A large new government study has found that smoking marijuana on a regular basis, even over many years, does not impair lung function.
Dr. Donald Tashkin, a pulmonologist at the University of California, Los Angeles, who has studied marijuana for over 30 years and was not involved in the study, said it confirmed findings from several other studies showing “that essentially there is no significant relationship between marijuana exposure and impairment in lung function.” He said one reason marijuana smoke may not be as harmful as tobacco smoke, despite containing similar noxious ingredients, may be the fact that its active ingredient, THC, has anti-inflammatory effects.

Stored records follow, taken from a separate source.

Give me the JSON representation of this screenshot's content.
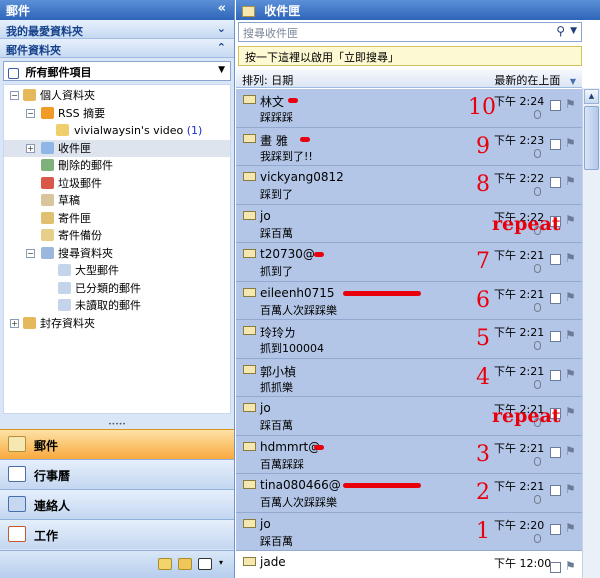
{
  "nav": {
    "title": "郵件",
    "collapse_glyph": "«",
    "favorites_header": "我的最愛資料夾",
    "mail_folders_header": "郵件資料夾",
    "filter_value": "所有郵件項目",
    "tree": [
      {
        "label": "個人資料夾",
        "icon": "personal-folders-icon"
      },
      {
        "label": "RSS 摘要",
        "icon": "rss-icon"
      },
      {
        "label": "vivialwaysin's video",
        "count": "(1)",
        "icon": "folder-icon"
      },
      {
        "label": "收件匣",
        "icon": "inbox-icon"
      },
      {
        "label": "刪除的郵件",
        "icon": "deleted-items-icon"
      },
      {
        "label": "垃圾郵件",
        "icon": "junk-icon"
      },
      {
        "label": "草稿",
        "icon": "drafts-icon"
      },
      {
        "label": "寄件匣",
        "icon": "outbox-icon"
      },
      {
        "label": "寄件備份",
        "icon": "sent-items-icon"
      },
      {
        "label": "搜尋資料夾",
        "icon": "search-folders-icon"
      },
      {
        "label": "大型郵件",
        "icon": "search-folder-icon"
      },
      {
        "label": "已分類的郵件",
        "icon": "search-folder-icon"
      },
      {
        "label": "未讀取的郵件",
        "icon": "search-folder-icon"
      },
      {
        "label": "封存資料夾",
        "icon": "archive-folder-icon"
      }
    ],
    "buttons": [
      {
        "label": "郵件",
        "icon": "mail-icon"
      },
      {
        "label": "行事曆",
        "icon": "calendar-icon"
      },
      {
        "label": "連絡人",
        "icon": "contacts-icon"
      },
      {
        "label": "工作",
        "icon": "tasks-icon"
      }
    ]
  },
  "main": {
    "title": "收件匣",
    "search_placeholder": "搜尋收件匣",
    "search_hint": "按一下這裡以啟用「立即搜尋」",
    "sort_label": "排列: 日期",
    "order_label": "最新的在上面"
  },
  "messages": [
    {
      "sender": "林文",
      "subject": "踩踩踩",
      "date": "下午 2:24",
      "note": "10",
      "redacted": true
    },
    {
      "sender": "畫 雅",
      "subject": "我踩到了!!",
      "date": "下午 2:23",
      "note": "9",
      "redacted": true
    },
    {
      "sender": "vickyang0812",
      "subject": "踩到了",
      "date": "下午 2:22",
      "note": "8"
    },
    {
      "sender": "jo",
      "subject": "踩百萬",
      "date": "下午 2:22",
      "note": "repeat"
    },
    {
      "sender": "t20730@",
      "subject": "抓到了",
      "date": "下午 2:21",
      "note": "7",
      "redacted": true
    },
    {
      "sender": "eileenh0715",
      "subject": "百萬人次踩踩樂",
      "date": "下午 2:21",
      "note": "6",
      "redacted": true
    },
    {
      "sender": "玲玲ㄌ",
      "subject": "抓到100004",
      "date": "下午 2:21",
      "note": "5"
    },
    {
      "sender": "郭小楨",
      "subject": "抓抓樂",
      "date": "下午 2:21",
      "note": "4"
    },
    {
      "sender": "jo",
      "subject": "踩百萬",
      "date": "下午 2:21",
      "note": "repeat"
    },
    {
      "sender": "hdmmrt@",
      "subject": "百萬踩踩",
      "date": "下午 2:21",
      "note": "3",
      "redacted": true
    },
    {
      "sender": "tina080466@",
      "subject": "百萬人次踩踩樂",
      "date": "下午 2:21",
      "note": "2",
      "redacted": true
    },
    {
      "sender": "jo",
      "subject": "踩百萬",
      "date": "下午 2:20",
      "note": "1"
    },
    {
      "sender": "jade",
      "subject": "",
      "date": "下午 12:00",
      "note": ""
    }
  ],
  "colors": {
    "selected_row": "#b3c6e7",
    "annotation": "#e8000d",
    "accent": "#2f65b9"
  }
}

“We don’t know for sure,” he said, “but a very reasonable possibility is that THC may actually interfere with the development of chronic obstructive pulmonary disease.”
Dr. Tashkin said he and his colleagues had found in their own research – unexpectedly – that even smoking up to three joints a day did not appear to cause a decrease in lung function. “I think that the bottom line is that there does not appear to be any negative impact on lung function of marijuana smoking,” he said, “and that therefore marijuana is not a risk factor for the development of C.O.P.D. Tobacco smoking is the most important risk factor for C.O.P.D.”